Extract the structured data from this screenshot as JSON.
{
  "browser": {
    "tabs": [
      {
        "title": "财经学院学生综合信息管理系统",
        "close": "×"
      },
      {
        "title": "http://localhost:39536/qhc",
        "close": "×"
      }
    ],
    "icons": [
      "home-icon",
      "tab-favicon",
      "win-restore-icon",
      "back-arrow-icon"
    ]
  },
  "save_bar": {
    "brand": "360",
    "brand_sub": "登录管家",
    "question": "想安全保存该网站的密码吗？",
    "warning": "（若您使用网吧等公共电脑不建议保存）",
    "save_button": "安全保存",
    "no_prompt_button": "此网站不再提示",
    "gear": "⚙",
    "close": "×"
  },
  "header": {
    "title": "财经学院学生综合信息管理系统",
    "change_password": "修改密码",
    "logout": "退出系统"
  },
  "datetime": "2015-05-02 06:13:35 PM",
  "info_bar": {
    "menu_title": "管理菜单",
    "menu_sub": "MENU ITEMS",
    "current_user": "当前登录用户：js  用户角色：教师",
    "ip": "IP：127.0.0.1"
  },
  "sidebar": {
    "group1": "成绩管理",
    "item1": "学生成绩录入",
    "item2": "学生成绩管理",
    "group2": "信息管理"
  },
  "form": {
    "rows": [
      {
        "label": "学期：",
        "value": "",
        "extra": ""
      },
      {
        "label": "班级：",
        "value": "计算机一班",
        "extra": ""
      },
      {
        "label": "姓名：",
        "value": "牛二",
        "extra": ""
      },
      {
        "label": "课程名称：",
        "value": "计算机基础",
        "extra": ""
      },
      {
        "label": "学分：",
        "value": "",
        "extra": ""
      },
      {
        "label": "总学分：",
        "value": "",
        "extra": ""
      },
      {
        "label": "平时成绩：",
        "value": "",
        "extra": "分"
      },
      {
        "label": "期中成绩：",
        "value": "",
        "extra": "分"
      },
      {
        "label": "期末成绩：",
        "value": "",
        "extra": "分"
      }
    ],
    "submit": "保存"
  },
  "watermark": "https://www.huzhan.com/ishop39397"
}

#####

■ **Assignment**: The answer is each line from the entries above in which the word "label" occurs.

■ **Result**:
        "label": "学期：",
        "label": "班级：",
        "label": "姓名：",
        "label": "课程名称：",
        "label": "学分：",
        "label": "总学分：",
        "label": "平时成绩：",
        "label": "期中成绩：",
        "label": "期末成绩：",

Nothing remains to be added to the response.